Could the liver hold the key to better cancer treatments?

Penn Medicine researchers have uncovered a liver-based signaling pathway that protects tumors by restraining anticancer immune cells.

Liver inflammation, a common side-effect of cancers elsewhere in the body, has long been associated with worse cancer outcomes and more recently associated with poor response to immunotherapy. Now, a team led by researchers from the Abramson Cancer Center and Perelman School of Medicine has found a big reason why.

Hepatocellular carcinoma (hepatoma) malignant cells.
Image: iStock/Md Babul Hosen

In their study, published in Nature Immunology, the researchers have discovered that cancer-induced liver inflammation causes liver cells to secrete proteins called serum amyloid A (SAA) proteins, which circulate through the body and hinder the ability of T cells—major anticancer weapons of the immune system—to infiltrate and attack tumors elsewhere.

“We want to better understand what causes cancer to resist or respond to immunotherapy to help design more effective strategies for patients,” says senior author Gregory Beatty, an associate professor of hematology-oncology and the director of Clinical and Translational Research for the Penn Pancreatic Cancer Research Center. “Our findings show that liver cells—with their release of SAA proteins—effectively serve as an immune checkpoint regulating anti-cancer immunity, making them a promising therapeutic target.”

The study builds on previous research from the team, including co-lead authors Meredith Stone, a research associate, and Jesse Lee, a graduate student, into liver inflammation in cancer: In a 2019 study, they showed how it promotes pancreatic tumor metastasis to that organ.
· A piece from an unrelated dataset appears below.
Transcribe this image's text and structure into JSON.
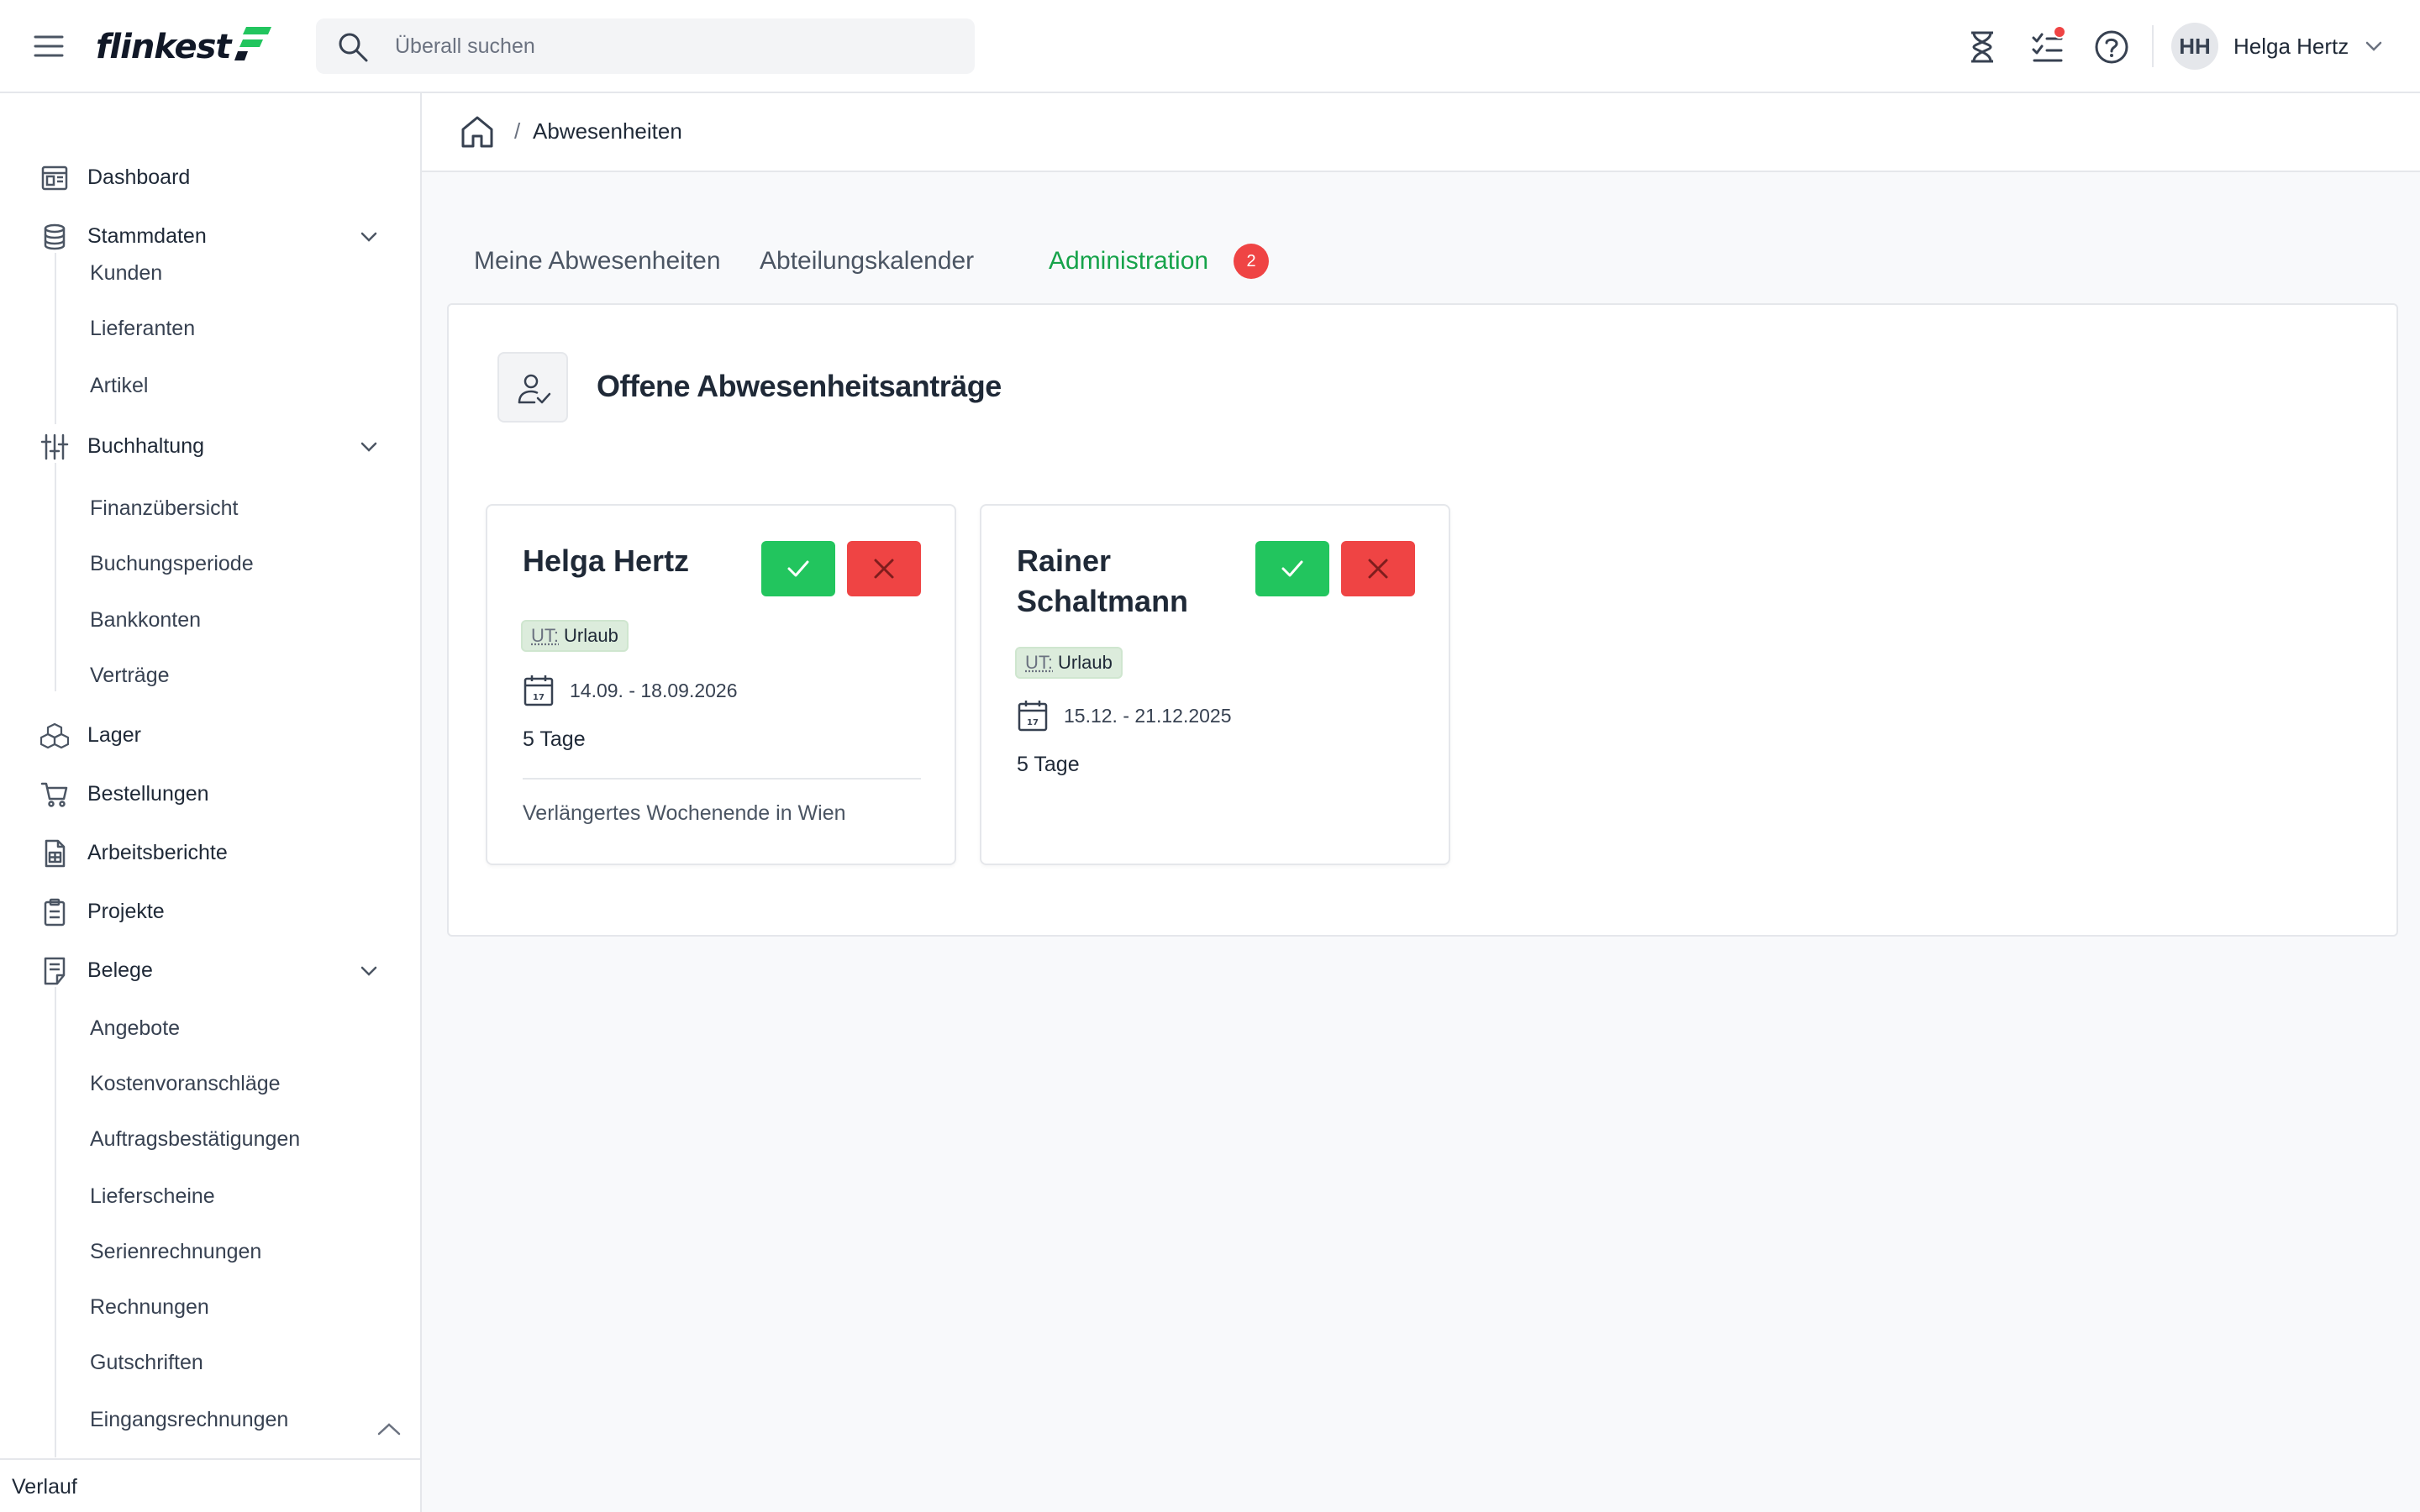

In 2021, researchers from the Beatty Laboratory observed that systemic inflammation, involving many of the same molecules implicated in liver metastasis, is associated with worse responses to immunotherapies in pancreatic cancer patients. The latest study was designed to investigate in more detail how liver inflammation may block the effects of these immune-boosting therapies.

The team found that STAT3 activation in liver cells has its dendritic cell- and T cell-suppressing effect by inducing the production of SAA proteins, which target receptors on immune cells. Deleting the SAA proteins had the same immune-restoring effect as deleting STAT3, and increased survival times and the likelihood of cures in mice that had pancreatic tumors surgically removed.

Read more at Penn Medicine News.